§ **Exercise description**: Report each line below that carries the word "марта".

━━━━━━━━━━━━━━━━

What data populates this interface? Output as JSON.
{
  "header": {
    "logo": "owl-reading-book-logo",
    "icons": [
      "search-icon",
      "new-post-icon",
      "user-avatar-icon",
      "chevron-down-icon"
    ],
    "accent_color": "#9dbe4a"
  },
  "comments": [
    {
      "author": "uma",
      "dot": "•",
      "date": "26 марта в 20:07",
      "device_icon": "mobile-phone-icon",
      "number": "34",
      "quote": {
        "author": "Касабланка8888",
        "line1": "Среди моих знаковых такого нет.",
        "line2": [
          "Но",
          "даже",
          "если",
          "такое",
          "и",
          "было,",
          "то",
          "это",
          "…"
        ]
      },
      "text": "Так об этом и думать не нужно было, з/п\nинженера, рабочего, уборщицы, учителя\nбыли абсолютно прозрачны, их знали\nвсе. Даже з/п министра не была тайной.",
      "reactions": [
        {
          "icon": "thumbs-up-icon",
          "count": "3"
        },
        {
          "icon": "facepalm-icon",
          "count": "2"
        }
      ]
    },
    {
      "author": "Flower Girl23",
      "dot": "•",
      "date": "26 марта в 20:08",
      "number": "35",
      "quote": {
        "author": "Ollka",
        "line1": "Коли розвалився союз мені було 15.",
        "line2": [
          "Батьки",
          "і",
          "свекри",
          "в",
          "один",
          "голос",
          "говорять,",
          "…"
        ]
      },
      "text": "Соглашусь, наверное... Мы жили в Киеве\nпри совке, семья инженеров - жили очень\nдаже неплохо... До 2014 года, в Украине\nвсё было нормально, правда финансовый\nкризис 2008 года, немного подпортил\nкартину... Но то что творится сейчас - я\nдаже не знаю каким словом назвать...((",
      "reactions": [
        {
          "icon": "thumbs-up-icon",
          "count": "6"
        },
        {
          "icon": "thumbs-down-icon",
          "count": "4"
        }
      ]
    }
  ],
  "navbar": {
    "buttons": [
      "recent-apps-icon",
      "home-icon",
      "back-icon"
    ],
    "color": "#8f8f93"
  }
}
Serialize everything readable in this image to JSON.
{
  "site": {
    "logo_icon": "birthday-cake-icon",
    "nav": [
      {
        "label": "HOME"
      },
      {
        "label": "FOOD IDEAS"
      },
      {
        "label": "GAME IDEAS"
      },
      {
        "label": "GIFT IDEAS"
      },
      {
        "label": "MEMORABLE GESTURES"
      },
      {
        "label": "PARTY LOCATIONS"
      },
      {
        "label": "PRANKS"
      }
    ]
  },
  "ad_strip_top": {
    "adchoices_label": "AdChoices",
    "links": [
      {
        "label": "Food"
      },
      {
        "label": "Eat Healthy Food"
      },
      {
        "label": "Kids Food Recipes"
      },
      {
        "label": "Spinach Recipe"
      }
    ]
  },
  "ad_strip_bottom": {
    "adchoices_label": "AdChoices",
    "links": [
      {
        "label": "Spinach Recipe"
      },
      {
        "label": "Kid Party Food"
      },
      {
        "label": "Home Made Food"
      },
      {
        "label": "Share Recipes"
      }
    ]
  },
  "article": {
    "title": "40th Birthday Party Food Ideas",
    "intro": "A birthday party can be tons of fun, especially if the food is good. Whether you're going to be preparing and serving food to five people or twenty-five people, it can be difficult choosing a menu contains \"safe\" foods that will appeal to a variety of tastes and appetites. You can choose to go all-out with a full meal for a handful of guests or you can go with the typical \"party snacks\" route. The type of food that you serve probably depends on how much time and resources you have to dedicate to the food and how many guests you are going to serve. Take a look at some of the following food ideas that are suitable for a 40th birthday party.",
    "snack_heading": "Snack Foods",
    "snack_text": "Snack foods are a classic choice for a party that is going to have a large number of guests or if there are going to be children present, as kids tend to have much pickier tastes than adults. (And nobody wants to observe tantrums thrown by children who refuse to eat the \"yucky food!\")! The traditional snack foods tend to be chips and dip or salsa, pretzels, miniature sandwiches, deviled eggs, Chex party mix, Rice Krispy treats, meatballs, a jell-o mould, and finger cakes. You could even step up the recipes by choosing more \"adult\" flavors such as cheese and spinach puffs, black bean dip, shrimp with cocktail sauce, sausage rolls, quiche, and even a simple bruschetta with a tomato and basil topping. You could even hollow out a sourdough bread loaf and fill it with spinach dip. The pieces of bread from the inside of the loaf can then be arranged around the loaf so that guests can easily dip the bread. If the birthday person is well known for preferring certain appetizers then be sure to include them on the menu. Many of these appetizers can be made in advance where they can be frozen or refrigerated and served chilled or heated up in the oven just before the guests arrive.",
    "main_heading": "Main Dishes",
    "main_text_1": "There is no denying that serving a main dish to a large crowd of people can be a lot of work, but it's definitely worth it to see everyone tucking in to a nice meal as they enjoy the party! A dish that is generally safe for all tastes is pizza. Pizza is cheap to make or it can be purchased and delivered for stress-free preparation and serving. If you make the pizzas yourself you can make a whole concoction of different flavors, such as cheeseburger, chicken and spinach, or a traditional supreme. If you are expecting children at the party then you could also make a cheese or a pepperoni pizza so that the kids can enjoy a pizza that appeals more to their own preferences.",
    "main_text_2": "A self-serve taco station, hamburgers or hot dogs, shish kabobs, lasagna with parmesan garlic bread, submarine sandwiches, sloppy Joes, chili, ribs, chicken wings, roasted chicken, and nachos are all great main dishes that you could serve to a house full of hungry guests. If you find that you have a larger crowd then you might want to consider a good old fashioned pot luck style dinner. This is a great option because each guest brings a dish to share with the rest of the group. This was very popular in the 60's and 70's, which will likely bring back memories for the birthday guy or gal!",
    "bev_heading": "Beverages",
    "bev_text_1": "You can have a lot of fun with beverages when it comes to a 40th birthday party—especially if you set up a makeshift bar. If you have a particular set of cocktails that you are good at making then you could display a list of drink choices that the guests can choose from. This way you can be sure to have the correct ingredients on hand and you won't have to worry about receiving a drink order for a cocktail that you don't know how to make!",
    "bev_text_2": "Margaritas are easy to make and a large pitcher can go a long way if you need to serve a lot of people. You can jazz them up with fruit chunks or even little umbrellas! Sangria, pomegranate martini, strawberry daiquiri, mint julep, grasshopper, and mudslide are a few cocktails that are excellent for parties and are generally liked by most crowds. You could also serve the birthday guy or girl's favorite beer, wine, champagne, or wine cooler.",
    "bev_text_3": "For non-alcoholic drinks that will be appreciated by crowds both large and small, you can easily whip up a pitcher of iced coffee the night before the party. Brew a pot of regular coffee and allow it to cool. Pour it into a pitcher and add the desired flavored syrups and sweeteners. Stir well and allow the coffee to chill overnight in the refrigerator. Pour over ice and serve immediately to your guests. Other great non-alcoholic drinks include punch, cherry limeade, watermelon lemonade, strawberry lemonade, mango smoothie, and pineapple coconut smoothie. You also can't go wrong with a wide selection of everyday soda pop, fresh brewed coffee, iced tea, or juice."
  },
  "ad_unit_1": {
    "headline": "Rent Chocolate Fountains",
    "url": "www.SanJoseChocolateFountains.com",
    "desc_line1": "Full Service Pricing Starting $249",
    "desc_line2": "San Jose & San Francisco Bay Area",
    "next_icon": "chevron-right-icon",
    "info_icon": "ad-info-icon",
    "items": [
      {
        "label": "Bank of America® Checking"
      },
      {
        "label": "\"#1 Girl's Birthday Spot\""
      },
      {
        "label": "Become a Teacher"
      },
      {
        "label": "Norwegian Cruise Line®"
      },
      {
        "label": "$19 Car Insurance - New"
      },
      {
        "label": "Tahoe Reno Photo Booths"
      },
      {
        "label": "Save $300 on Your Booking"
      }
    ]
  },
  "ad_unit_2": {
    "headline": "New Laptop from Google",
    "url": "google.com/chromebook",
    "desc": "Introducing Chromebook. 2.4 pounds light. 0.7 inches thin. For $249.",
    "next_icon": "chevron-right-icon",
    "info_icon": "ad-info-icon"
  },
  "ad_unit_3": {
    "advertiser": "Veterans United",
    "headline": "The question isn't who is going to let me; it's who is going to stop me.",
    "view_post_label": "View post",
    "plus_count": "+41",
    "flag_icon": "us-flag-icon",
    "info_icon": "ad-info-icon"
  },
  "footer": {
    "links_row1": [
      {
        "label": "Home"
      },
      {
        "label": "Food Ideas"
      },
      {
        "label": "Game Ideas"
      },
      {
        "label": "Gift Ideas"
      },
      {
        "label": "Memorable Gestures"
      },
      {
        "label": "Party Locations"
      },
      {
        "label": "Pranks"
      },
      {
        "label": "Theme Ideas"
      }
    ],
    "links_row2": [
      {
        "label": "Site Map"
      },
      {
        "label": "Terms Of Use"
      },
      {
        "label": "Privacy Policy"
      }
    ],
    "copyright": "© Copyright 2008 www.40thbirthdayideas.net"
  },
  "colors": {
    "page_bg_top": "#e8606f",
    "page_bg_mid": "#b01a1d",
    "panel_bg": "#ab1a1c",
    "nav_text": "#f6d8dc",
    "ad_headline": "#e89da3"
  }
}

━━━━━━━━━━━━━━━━

§ **Answer box**:
      "date": "26 марта в 20:07",
      "date": "26 марта в 20:08",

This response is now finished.